------ DATA SECTION ------

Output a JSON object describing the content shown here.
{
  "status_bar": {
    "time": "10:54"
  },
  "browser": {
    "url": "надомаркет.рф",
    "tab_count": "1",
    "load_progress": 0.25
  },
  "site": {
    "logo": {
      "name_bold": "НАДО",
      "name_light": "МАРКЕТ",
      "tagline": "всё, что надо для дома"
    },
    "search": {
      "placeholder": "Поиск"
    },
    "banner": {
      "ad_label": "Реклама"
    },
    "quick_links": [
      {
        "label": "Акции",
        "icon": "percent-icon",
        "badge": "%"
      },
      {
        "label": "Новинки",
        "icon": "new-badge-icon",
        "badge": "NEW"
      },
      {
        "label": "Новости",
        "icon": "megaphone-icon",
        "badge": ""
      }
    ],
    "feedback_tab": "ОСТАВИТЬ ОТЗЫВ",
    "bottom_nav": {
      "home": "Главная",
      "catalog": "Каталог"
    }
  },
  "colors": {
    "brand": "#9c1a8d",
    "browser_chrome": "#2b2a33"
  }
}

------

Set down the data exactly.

Output a JSON object describing the content shown here.
{
  "status_bar": {
    "time": "10:54"
  },
  "browser": {
    "url": "надомаркет.рф",
    "tab_count": "1",
    "load_progress": 0.25
  },
  "site": {
    "logo": {
      "name_bold": "НАДО",
      "name_light": "МАРКЕТ",
      "tagline": "всё, что надо для дома"
    },
    "search": {
      "placeholder": "Поиск"
    },
    "banner": {
      "ad_label": "Реклама"
    },
    "quick_links": [
      {
        "label": "Акции",
        "icon": "percent-icon",
        "badge": "%"
      },
      {
        "label": "Новинки",
        "icon": "new-badge-icon",
        "badge": "NEW"
      },
      {
        "label": "Новости",
        "icon": "megaphone-icon",
        "badge": ""
      }
    ],
    "feedback_tab": "ОСТАВИТЬ ОТЗЫВ",
    "bottom_nav": {
      "home": "Главная",
      "catalog": "Каталог"
    }
  },
  "colors": {
    "brand": "#9c1a8d",
    "browser_chrome": "#2b2a33"
  }
}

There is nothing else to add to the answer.